On my healing journey, I continue to struggle with the knowing that I was just a “thing” to the mom who adopted me. A thing that was wanted when it benefited, and tossed aside when it didn’t. The knowing is what hurts. It hurts because the promise of Psalm 68:6 is that God sets the solitary in families, not teases them with it.
I woke up today, with my mom’s words once again looping in my thoughts:
I have nothing to oﬀer you. Why are you here? We don’t want your help. No, I will not spend time with you. You’re not one of us. You’re nothing.
My mom is a pastor, charismatic and full of laughter and smiles. Her heart to be available for the community seems endless. One day during service, she came up to me and whispered in my ear, “I couldn’t love you before, but I can now.” I immediately stopped crying and hugged her. I thought the battle was over. It wasn’t. Her walls were back up by the time the service ended.
Instead of being included in things like birthdays, I was told I wasn’t invited. We didn’t celebrate my own or the day of my adoption. Relationships with other family members were discouraged and interfered with to a point that my every step became a fearful one. Punishment and ghosting followed any attempt on my end to set a boundary or to stand up for myself. I never felt like I belonged or mattered unless for a split moment my mattering happened to be in front of other people. For that reason, she had no interest in quality time with me, even when I begged for it. There was no getting to know her heart and she definitely didn’t want to know mine.
So why an adoption? I’ve had to learn the hard way that it was never me that she wanted. It was just her own hole that she was trying to fix. This made devaluing and spewing me out easy because she made no investment in us.

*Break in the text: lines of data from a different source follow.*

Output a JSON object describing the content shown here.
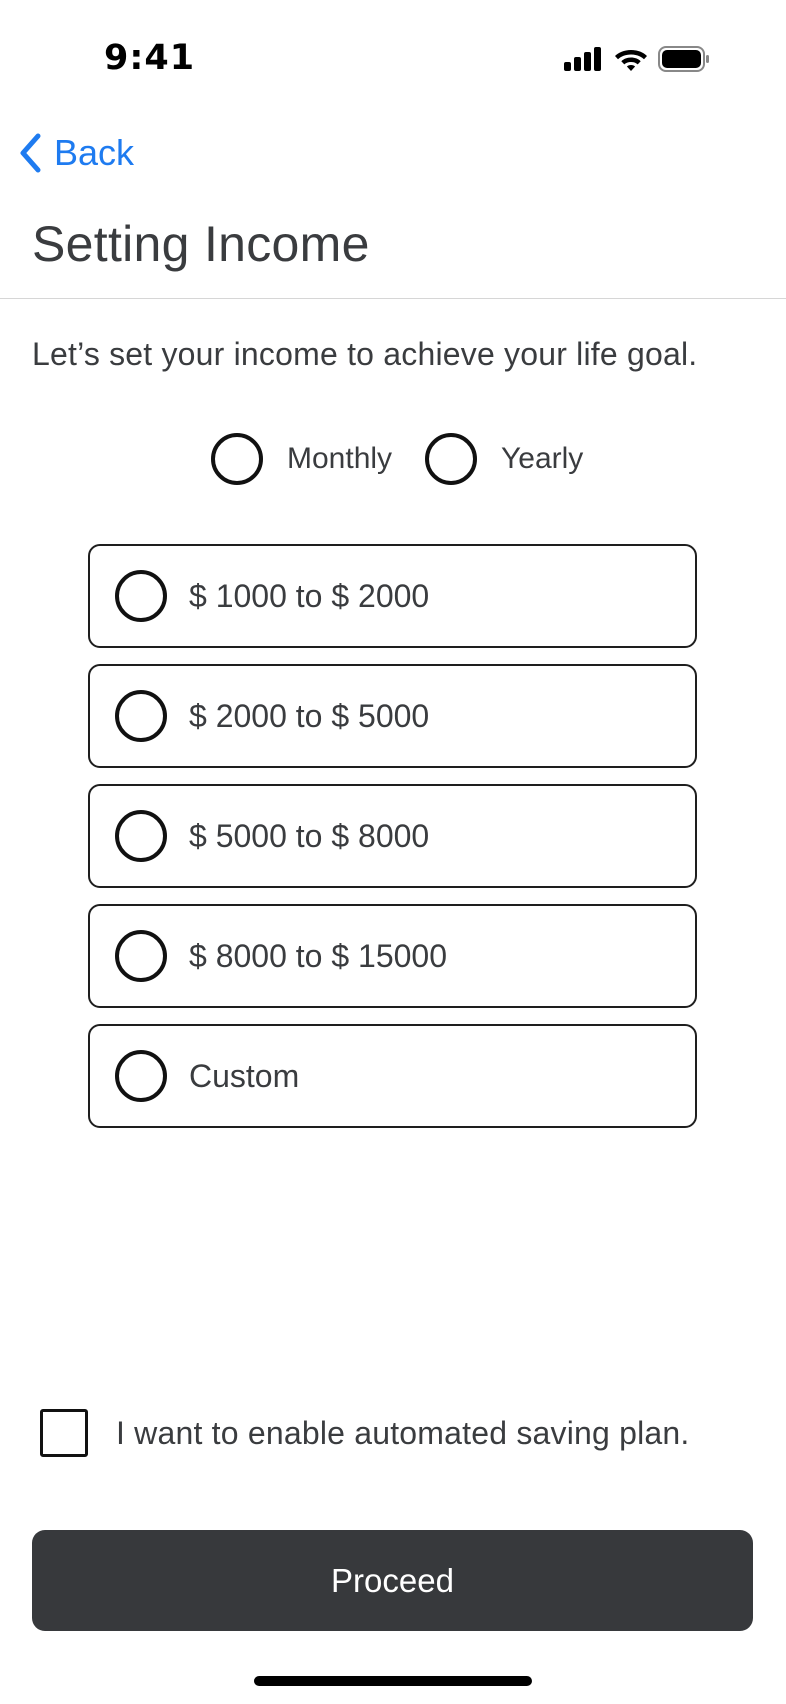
{
  "status_bar": {
    "time": "9:41",
    "icons": [
      "cellular-signal-icon",
      "wifi-icon",
      "battery-icon"
    ]
  },
  "nav": {
    "back_label": "Back",
    "title": "Setting Income"
  },
  "subtitle": "Let’s set your income to achieve your life goal.",
  "period": {
    "monthly_label": "Monthly",
    "yearly_label": "Yearly",
    "selected": null
  },
  "options": [
    {
      "label": "$ 1000 to $ 2000"
    },
    {
      "label": "$ 2000 to $ 5000"
    },
    {
      "label": "$ 5000 to $ 8000"
    },
    {
      "label": "$ 8000 to $ 15000"
    },
    {
      "label": "Custom"
    }
  ],
  "automated_saving": {
    "label": "I want to enable automated saving plan.",
    "checked": false
  },
  "proceed_label": "Proceed",
  "colors": {
    "accent": "#1e7bf0",
    "button_bg": "#37393c",
    "text": "#3a3c3f"
  }
}
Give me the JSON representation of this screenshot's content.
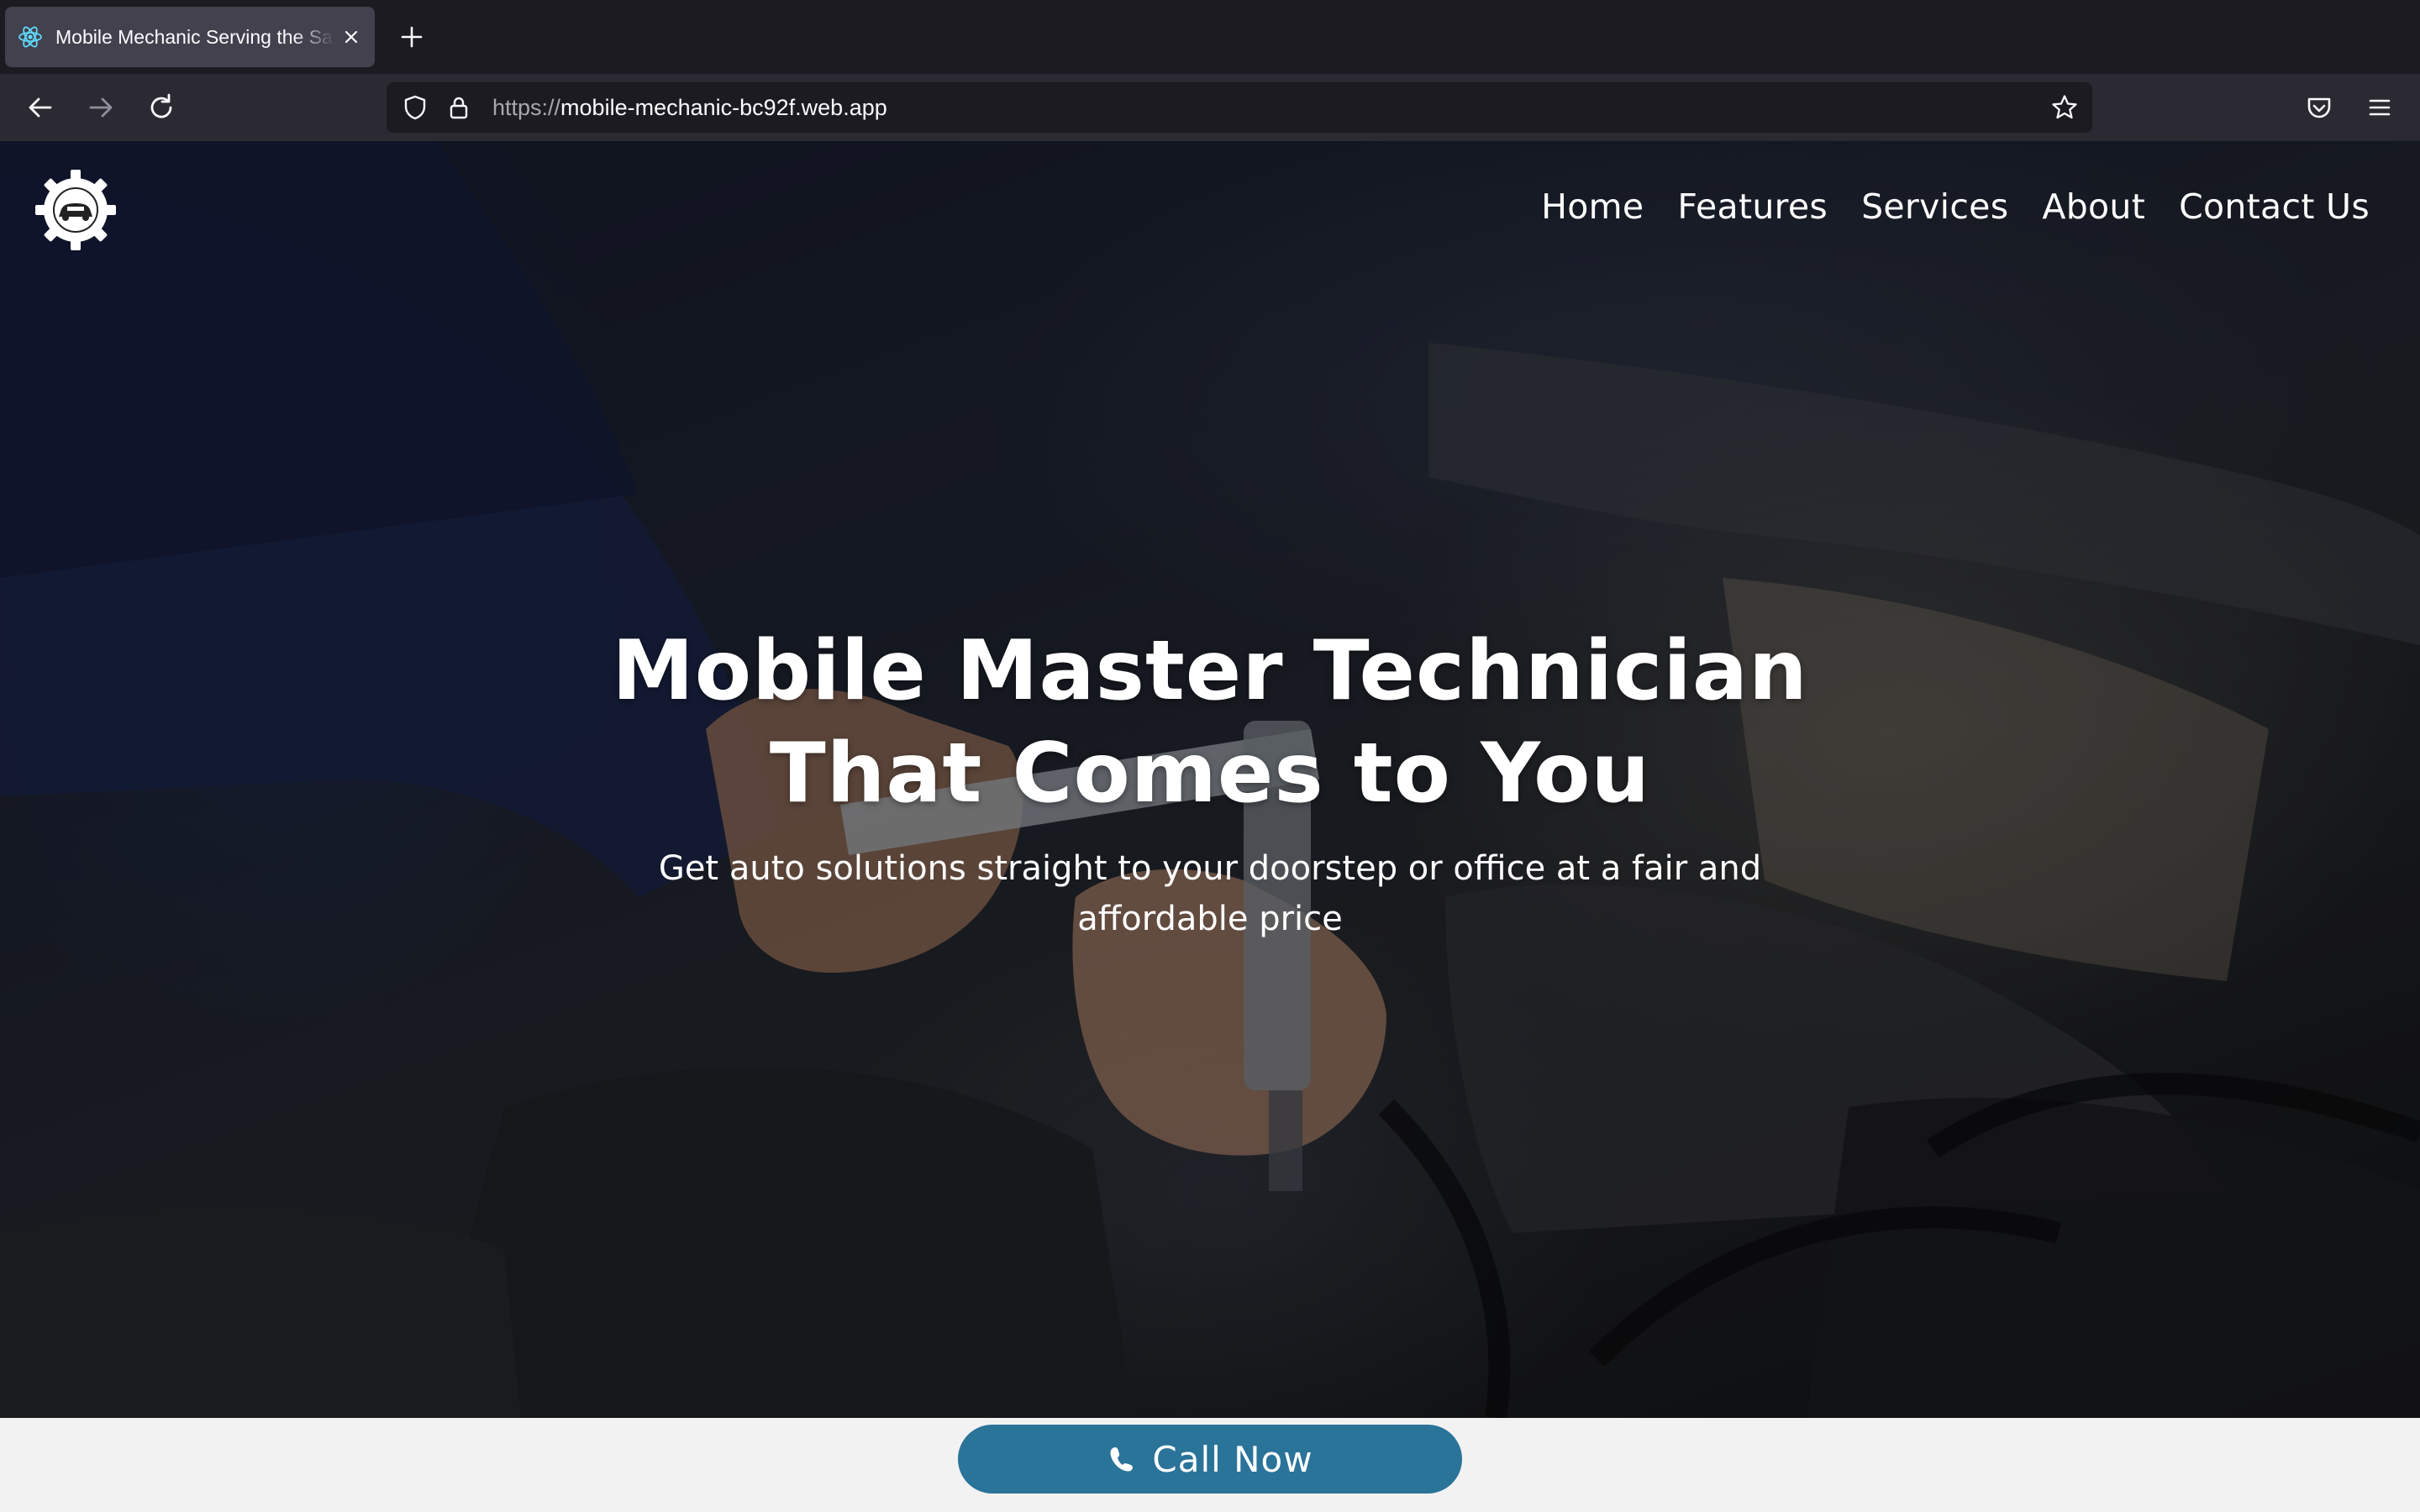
{
  "browser": {
    "tab": {
      "title": "Mobile Mechanic Serving the Sa",
      "favicon": "react-atom-icon"
    },
    "url": {
      "protocol": "https://",
      "host": "mobile-mechanic-bc92f.web.app"
    },
    "icons": {
      "back": "arrow-left-icon",
      "forward": "arrow-right-icon",
      "reload": "reload-icon",
      "tracking": "shield-icon",
      "lock": "lock-icon",
      "bookmark": "star-icon",
      "pocket": "pocket-icon",
      "menu": "hamburger-menu-icon"
    },
    "colors": {
      "tabbar": "#1c1b22",
      "toolbar": "#2b2a33",
      "active_tab": "#42414d"
    }
  },
  "site": {
    "nav": {
      "items": [
        "Home",
        "Features",
        "Services",
        "About",
        "Contact Us"
      ]
    },
    "hero": {
      "title_line1": "Mobile Master Technician",
      "title_line2": "That Comes to You",
      "subtitle": "Get auto solutions straight to your doorstep or office at a fair and affordable price"
    },
    "cta": {
      "label": "Call Now",
      "icon": "phone-icon",
      "color": "#2a7399"
    }
  }
}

When I hear the word family today, I want to cry. Being adopted for a second time wiped out my history. It permanently ended my legal relationship with my brother. These are consequences I have to live with. The worst is saying, “yes, those are my parents,” when someone asks, knowing they have no interest in seeing me, knowing me, or being a positive part of my life.
The fight to not hold bitterness is real. In the introduction of Lysa Terkeursts’s book, Forgiving What You Can’t Forget, she writes:
Staying here, blaming them and forever defining your life by what they did will only increase pain.
I go back to those words often. I pray, “God, how do I let go of holding on to the feeling that I’m trash not worthy of being treated well? How do I stop this pain from spilling over into every future relationship?”
A part of me never wants closeness with anyone again. Part of me struggles to believe kind words when I hear them. I sometimes wonder, “Is this real, or do they have an agenda, too?”
Genuine repentance may never come, but future relationships don’t deserve to pay the price for the words and actions of another. Especially from a mom who is herself emotionally wounded and fighting her own internal battles.
Going after complete healing is my responsibility.
Recently I’ve come to accept that I’ve lived as a codependent attracted to emotionally absent, abusive and narcissistic personalities. The chaos of being called names, sworn at, treated like I’m nothing—I know how to respond to that and hide it. I’m wary of healthy relationships where I’m treated well, with mutual honor. I expect the sucker punch. This is the pattern that needs to end.
That’s the thing about the mother wound. It goes so deep that it can aﬀect every other area—the spouse we choose, the people we engage with, how we react and respond within those relationships, the level of confidence we hold, and how we carry ourselves through life.